A long time ago I was forced to cut back my spending due to a job lay-off, and this acted as a catalyst for initial (and significant) weight loss. I have since been very blessed by gaining great experience working for one of the top U.S. health care consulting firms, and then I was equally as blessed by being offered a leadership position within a hospital's supply chain. Over the last four years I have been repeatedly in the right place at the right time, and I am extremely grateful for the opportunities that have been presented to me.
Despite these advantages I have let my money go out of control, and righting it will require a commitment as large (if not larger) than getting healthy.
To put the extend of my financial situation into perspective, I have no problems paying my bills every month (however, if someone doesn't rent my house within the next 6-9 months things might get tight). My problem is I should be focused on building wealth, but instead I have chosen to spend to the point of my credit card balance being equal to nearly 16% of my annual income.
The inspiration behind entering a financial conversation into this blog comes from Larry Winget's Your Broke Because You Want to Be. Winget is a hard nosed financial guru and TV personality, and one of his (non-scientific) observations is the tendency for people who allow their finances get out of control are generally also overweight (if you want more scientific evidence, look no further). Okay, so my obesity is not related to poverty, but it is closely tied to losing control: I have a difficult time controlling my food, and it is obvious I also have a hard time controlling my finances.
Based on a recommendation from a friend I am going to use a framework similar to that of Dave Ramsey's seven baby steps. I did add one element to his approach: I put myself on a spending diet. I have built a spending budget (much like my calorie budget) and I am sticking to it. I have distinct goals for next 6, 12, 18, and 36 months. I have to reel in my spending if I ever want to do more than just be comfortable.
Finally, and to lighten up the message a little, isn't it ironic that I am responsible for savings seven-figure amounts from a hospital's supply budget but yet I personally pay hundreds of dollars every month on credit card interest?
Wednesday, February 15, 2012
As I alluded to in my last post, I decided to embark in the swimmer's version of a couch to 5K (instead of a 5K, it is a swimmer's mile, or 1,650 yards). While I resemble more of a whale than a fish (I have to backstroke the whole thing because I am not flexible to freestyle; it's not pretty), the workouts have been amazing!
Note that I am only two workouts into a six week program, but it feels good to work out and not have every joint in my lower body hurt. I also get the "I feel good and will sleep well" feeling before going to bed, and my mood is improved dramatically over the last couple of days.
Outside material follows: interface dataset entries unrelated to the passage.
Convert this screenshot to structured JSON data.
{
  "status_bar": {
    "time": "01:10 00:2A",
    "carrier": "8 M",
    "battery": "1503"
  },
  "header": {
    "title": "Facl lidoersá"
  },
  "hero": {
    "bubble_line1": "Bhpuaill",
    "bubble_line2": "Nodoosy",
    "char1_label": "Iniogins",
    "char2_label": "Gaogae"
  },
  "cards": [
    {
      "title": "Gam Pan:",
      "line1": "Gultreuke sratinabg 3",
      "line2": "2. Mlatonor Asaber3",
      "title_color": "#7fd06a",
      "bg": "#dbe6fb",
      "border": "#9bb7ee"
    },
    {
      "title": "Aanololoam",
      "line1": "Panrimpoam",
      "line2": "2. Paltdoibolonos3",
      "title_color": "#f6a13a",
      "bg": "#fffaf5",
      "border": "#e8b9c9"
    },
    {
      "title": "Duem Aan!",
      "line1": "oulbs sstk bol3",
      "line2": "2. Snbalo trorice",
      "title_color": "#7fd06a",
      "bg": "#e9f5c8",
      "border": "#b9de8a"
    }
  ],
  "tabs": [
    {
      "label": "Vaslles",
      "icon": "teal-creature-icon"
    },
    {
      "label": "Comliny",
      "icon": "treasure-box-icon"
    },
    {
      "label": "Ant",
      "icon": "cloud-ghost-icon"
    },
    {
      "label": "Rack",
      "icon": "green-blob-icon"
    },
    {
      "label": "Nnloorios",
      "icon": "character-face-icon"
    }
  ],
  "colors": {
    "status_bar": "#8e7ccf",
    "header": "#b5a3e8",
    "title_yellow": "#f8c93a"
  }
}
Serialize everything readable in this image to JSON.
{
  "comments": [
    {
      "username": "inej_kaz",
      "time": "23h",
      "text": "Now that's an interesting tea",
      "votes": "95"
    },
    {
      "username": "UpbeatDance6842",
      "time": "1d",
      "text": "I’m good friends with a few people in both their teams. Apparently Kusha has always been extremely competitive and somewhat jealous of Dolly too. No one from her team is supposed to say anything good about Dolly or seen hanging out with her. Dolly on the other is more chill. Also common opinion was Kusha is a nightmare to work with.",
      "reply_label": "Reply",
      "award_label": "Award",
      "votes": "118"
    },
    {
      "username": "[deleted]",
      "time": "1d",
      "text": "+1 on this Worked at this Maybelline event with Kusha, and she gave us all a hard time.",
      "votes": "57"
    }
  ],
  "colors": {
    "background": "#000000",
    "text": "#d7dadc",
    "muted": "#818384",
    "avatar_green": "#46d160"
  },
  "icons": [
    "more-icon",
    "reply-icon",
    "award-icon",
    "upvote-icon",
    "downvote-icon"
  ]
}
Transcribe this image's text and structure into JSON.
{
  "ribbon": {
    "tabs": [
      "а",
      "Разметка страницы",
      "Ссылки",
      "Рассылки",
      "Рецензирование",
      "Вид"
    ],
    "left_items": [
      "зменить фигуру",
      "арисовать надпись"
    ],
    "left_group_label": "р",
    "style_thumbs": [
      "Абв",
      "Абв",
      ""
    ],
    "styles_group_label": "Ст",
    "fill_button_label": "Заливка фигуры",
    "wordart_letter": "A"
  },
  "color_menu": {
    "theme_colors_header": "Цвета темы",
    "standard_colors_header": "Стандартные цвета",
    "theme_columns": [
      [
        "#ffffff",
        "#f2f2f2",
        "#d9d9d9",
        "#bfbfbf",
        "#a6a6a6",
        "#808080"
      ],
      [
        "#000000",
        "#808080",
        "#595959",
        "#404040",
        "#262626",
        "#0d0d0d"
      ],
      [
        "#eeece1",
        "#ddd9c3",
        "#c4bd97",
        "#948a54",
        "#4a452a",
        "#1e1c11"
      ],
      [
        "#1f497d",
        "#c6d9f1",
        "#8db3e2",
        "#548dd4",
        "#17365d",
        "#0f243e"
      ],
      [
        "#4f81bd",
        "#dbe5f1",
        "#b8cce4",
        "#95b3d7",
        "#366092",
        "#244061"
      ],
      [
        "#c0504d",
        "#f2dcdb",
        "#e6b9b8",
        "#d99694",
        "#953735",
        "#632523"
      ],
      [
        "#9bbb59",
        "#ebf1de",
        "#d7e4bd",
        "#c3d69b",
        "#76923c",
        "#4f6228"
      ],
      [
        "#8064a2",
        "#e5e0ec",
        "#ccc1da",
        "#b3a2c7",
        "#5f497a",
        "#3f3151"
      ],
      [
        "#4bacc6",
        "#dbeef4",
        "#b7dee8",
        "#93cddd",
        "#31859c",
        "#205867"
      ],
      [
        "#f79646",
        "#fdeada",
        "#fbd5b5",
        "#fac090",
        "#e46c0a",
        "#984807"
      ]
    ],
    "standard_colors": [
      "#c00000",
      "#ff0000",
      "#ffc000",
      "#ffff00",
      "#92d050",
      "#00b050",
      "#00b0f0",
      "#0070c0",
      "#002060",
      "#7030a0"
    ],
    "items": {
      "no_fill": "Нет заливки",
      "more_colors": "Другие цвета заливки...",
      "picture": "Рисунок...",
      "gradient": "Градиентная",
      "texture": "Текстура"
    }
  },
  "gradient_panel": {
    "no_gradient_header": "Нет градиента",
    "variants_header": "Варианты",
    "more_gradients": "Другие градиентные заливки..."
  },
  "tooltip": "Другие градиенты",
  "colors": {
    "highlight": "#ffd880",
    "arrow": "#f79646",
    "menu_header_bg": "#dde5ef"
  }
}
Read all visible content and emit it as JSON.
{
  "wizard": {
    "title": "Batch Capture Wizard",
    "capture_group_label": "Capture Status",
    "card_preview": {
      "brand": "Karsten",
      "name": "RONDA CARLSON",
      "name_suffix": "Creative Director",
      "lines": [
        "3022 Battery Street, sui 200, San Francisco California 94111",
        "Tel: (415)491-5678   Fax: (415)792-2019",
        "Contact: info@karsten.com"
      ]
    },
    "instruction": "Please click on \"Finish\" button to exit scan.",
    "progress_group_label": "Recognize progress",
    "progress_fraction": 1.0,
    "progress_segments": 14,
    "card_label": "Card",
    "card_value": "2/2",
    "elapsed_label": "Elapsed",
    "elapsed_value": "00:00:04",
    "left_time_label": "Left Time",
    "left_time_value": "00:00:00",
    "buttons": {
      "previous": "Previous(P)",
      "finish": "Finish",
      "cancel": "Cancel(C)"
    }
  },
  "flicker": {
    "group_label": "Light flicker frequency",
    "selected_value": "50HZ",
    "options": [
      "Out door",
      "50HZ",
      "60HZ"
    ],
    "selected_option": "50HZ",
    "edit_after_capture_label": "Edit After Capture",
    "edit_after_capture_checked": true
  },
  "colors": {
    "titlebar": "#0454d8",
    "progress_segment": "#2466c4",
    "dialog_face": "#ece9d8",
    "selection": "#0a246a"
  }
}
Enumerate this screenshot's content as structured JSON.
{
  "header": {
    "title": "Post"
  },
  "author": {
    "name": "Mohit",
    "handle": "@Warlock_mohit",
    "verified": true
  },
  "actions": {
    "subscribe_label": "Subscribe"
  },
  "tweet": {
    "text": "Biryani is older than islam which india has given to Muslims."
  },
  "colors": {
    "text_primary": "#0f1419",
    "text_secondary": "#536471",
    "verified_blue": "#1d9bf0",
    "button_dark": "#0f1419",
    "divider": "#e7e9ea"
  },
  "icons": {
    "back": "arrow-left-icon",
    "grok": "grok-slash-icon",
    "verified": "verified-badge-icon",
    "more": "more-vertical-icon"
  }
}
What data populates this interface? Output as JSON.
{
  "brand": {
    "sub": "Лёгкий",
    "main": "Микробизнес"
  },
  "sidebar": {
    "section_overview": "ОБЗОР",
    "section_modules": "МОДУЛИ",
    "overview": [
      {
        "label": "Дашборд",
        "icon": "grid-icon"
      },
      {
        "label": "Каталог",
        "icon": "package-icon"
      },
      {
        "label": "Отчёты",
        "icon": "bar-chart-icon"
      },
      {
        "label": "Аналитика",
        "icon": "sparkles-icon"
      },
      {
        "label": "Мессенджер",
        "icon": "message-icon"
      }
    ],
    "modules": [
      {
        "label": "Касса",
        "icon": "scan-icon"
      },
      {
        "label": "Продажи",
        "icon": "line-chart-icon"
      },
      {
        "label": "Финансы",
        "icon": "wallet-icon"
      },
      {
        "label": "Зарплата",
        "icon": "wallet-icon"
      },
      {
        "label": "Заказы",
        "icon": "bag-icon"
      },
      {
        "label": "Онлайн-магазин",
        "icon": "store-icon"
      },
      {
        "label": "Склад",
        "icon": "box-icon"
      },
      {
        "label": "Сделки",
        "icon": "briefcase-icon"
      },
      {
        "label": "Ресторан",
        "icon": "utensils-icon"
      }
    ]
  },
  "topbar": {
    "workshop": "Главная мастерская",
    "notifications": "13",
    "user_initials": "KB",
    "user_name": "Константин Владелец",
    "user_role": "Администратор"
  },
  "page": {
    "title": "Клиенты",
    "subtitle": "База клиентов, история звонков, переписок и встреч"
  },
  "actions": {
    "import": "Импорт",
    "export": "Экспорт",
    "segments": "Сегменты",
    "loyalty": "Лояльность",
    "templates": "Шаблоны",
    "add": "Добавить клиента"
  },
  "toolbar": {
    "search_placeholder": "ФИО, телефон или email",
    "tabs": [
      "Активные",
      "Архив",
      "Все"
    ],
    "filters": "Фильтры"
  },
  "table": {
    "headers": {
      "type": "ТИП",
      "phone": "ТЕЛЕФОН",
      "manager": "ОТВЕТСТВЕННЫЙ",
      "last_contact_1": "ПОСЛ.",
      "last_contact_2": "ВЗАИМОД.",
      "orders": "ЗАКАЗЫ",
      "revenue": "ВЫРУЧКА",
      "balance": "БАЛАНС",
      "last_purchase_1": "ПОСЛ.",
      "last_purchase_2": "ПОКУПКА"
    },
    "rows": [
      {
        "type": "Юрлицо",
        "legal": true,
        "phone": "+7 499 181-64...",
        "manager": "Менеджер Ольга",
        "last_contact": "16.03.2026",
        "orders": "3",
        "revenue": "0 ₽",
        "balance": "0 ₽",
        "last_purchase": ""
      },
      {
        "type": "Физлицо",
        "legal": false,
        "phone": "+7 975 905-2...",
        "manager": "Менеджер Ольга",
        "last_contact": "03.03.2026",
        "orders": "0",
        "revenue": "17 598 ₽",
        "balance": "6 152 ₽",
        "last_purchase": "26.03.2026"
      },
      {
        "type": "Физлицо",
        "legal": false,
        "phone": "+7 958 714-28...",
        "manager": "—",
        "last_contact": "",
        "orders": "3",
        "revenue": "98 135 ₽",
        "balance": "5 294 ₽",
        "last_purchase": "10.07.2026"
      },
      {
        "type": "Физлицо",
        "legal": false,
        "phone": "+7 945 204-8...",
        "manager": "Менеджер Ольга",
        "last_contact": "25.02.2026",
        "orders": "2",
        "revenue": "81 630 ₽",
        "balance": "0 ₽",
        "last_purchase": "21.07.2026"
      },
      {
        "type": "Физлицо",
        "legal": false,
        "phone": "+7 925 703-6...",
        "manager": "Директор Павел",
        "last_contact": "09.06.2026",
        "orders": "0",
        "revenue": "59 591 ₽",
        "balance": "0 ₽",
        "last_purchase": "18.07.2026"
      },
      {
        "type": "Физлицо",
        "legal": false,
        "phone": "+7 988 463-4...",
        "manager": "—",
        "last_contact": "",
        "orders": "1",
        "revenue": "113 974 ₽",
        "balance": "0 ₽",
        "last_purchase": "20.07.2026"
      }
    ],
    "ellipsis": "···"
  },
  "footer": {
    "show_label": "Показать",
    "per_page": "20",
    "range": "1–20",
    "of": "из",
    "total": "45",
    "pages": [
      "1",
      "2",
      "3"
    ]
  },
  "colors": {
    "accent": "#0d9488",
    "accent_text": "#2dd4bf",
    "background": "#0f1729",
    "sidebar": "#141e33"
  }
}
Tomorrow is a true test, as I will do it two days in a row.
The short of the program is that it slowly ramps you up to a mile (88 laps in a standard pool). Right now my program is 28 laps at various intervals, and it takes me about a half hour. This half hour workout equates to approximately 400 burnt calories (yes, 400 calories is a huge number for a workout, but after testing the numbers across a few different sources the number passes the sniff test because of my 240+ pound frame).
Finally, the best part of this workout is I found out that a gym I subscribe to has a location two blocks from my work. Convenient and it's good for you!
Sunday, February 12, 2012
I did not fare well over the last two weeks, and I now feel like I am an alcoholic or drug addict who fell off the wagon (yes, this is a dramatic comparison, but there are more obesity-related deaths/year than alcohol- or drug-related). It all started last Saturday (as in eight days ago) when I partook in a poker game. I got one too many helpings of the delicious pasta made by the host, drank two too many Guinness-es, and then let it continue into Super Bowl Sunday (there were wings and wonderful cheese/sausage/greasy dip). While the choice of diet since then has been suitable, I fell into the old bad habits of terrible portion control.
Here's the damage: my current weight is now 244.6; this is up one pound from two weeks ago. I will keep things in perspective and acknowledge that I am still down 11+ pounds since January 3, but I am also going the wrong direction.
The old adage of calories in, calories out holds completely true. The only way to lose weight is to burn more calories than you consume, and 3,000 calories of net burn is about a pound. Portion control is my struggle with calories going in (I don't necessarily crave bad-for-you-food, but I am capable of eating way more of the healthy stuff than what is considered...well...healthy), and my broken body (injuries include multiple bouts with tendonitis, only have ~1/4 of the cartilage remaining in my left knee, and stress fractures in my foot and back) is a huge limitar in how I can work out (no running, I have to watch the weights, and even the elliptical is hard on my back).
To address portion control, I have to measure and document everything (something I haven't done in a week-plus). I can't trust my body to make the right decision on how much food I can eat, and instead I have to log everything. As for exercise, I'm moving to the pool. This will be a first for me, and I am going to try this workout. It's like a couch to 5K, but instead it is a couch to one mile. Wish me luck!